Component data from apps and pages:
= = =

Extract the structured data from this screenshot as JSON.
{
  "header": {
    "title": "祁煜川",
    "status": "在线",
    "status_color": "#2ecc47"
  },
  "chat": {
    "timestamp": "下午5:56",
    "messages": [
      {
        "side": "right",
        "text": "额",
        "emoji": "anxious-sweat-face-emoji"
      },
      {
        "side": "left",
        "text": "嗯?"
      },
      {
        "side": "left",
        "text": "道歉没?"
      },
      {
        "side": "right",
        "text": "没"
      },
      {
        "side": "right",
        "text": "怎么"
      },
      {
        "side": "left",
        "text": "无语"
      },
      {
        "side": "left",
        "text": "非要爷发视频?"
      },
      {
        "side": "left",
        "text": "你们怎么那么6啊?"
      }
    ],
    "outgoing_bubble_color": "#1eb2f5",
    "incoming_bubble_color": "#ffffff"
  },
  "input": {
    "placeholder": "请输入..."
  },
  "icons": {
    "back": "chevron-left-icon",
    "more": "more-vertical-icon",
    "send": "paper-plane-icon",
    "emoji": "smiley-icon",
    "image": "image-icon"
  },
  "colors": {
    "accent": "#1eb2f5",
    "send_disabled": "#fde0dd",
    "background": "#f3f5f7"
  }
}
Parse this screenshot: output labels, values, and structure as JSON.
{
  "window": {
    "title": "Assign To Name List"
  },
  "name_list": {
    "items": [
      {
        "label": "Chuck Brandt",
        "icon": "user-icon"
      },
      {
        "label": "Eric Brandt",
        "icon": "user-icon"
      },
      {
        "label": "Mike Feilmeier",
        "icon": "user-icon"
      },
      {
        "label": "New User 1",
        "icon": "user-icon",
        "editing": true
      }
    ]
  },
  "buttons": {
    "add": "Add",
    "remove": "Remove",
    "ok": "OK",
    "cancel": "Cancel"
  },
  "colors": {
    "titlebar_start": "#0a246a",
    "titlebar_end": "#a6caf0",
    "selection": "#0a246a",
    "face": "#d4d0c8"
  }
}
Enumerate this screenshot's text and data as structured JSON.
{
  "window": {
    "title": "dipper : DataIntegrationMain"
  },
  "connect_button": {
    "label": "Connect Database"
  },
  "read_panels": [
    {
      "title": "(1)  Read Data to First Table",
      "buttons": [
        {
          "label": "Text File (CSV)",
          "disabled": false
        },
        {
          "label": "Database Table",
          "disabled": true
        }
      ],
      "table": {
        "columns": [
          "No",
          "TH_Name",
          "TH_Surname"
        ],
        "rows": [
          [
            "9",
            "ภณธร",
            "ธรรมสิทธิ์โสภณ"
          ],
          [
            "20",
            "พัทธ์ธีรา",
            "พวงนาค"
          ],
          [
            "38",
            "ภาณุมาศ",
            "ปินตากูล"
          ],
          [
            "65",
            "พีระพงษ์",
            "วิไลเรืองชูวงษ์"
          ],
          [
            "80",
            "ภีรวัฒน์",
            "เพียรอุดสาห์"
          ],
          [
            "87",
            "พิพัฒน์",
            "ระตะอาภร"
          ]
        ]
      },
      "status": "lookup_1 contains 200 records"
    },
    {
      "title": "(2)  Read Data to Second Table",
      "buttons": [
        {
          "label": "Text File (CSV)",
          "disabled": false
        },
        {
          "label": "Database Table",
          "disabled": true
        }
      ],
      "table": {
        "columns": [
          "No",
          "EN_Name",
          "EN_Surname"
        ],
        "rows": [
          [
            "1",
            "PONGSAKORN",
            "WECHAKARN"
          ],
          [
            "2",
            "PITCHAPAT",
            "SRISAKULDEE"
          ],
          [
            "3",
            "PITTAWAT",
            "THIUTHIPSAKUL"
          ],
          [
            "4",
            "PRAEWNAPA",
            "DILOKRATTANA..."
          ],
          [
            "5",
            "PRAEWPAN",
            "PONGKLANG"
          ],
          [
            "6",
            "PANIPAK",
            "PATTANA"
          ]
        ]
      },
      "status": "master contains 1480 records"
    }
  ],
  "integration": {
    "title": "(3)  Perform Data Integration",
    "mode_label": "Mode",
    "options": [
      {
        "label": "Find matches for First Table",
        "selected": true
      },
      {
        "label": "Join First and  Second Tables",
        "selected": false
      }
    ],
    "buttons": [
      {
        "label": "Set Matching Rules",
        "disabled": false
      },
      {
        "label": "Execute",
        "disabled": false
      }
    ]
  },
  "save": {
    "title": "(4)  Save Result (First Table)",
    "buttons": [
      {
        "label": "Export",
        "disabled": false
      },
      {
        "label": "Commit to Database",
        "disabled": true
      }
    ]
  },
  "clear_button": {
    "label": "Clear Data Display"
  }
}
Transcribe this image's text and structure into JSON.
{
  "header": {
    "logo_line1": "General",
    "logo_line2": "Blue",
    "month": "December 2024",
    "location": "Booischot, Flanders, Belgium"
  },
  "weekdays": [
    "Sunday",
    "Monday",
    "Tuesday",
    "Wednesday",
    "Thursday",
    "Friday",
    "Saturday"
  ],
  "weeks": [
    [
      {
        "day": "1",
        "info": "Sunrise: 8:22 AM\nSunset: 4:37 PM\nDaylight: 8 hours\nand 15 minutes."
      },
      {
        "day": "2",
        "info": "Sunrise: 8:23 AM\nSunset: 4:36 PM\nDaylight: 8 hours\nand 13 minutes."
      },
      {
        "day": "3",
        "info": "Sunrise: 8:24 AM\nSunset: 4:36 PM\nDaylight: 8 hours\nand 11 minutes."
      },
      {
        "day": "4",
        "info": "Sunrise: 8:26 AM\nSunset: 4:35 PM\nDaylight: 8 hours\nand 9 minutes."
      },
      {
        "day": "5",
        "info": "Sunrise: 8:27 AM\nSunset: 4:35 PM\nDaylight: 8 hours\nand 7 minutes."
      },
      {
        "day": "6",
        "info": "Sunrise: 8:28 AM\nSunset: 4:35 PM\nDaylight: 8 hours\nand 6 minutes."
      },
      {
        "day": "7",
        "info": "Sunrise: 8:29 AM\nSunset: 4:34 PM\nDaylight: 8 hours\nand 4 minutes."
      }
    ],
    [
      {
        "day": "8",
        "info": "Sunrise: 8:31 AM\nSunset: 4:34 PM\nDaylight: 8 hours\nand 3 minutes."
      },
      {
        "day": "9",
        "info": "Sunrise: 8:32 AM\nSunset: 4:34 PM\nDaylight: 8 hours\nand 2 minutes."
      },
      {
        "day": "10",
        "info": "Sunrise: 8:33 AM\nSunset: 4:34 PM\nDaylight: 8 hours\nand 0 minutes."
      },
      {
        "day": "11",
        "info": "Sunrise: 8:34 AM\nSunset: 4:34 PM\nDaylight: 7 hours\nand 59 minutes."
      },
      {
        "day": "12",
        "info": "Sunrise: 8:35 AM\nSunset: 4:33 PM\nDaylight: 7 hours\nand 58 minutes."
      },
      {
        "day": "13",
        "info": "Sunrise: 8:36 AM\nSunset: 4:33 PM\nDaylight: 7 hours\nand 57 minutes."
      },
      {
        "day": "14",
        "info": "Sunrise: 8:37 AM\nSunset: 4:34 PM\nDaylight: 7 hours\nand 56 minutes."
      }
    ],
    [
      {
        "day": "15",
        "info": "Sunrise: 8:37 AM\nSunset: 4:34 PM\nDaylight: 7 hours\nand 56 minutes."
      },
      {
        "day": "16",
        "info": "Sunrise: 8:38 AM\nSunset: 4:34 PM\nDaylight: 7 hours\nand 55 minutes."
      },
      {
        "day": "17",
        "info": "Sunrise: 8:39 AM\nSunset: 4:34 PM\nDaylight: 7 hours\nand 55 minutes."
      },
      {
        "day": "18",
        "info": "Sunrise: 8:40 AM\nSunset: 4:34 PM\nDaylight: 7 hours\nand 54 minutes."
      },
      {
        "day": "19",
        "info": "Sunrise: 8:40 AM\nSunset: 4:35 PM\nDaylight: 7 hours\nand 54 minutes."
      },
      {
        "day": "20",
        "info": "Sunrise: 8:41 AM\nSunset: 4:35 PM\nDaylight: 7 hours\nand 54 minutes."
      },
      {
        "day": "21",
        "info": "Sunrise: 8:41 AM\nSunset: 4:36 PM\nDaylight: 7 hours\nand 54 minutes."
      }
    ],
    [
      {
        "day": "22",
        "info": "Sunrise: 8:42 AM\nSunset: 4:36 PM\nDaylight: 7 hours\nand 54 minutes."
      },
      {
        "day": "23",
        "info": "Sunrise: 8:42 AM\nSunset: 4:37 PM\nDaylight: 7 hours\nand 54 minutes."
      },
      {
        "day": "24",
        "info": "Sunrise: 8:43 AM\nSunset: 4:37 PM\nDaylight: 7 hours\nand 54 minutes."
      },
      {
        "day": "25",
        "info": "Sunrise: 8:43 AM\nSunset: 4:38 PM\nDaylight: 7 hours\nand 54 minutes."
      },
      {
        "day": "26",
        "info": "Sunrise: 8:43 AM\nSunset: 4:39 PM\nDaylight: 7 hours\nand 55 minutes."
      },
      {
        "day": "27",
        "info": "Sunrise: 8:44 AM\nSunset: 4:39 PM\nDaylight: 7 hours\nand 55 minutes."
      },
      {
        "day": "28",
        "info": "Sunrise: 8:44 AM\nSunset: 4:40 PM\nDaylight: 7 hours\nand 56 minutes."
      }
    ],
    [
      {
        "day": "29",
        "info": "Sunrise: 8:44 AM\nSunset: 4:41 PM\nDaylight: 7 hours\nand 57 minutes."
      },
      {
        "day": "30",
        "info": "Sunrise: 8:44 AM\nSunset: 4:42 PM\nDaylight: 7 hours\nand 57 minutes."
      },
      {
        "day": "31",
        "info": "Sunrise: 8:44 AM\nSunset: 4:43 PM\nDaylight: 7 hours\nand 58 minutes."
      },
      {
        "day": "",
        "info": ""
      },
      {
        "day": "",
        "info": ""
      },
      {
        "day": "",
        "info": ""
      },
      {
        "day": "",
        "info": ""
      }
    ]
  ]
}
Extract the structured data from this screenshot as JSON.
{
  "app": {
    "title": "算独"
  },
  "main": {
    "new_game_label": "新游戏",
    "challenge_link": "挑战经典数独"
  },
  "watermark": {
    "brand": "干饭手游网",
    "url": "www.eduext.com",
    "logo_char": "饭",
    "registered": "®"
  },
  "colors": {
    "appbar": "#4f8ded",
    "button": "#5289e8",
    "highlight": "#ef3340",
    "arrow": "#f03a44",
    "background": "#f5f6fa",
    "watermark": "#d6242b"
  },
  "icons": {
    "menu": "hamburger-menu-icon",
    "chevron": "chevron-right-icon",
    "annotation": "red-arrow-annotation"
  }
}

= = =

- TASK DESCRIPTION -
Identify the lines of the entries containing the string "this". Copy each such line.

- RESULT -
Extract the structured data from this screenshot as JSON.
Parse this screenshot: output labels, values, and structure as JSON.
Enumerate this screenshot's text and data as structured JSON.
Transcribe this image's text and structure into JSON.
Extract the structured data from this screenshot as JSON.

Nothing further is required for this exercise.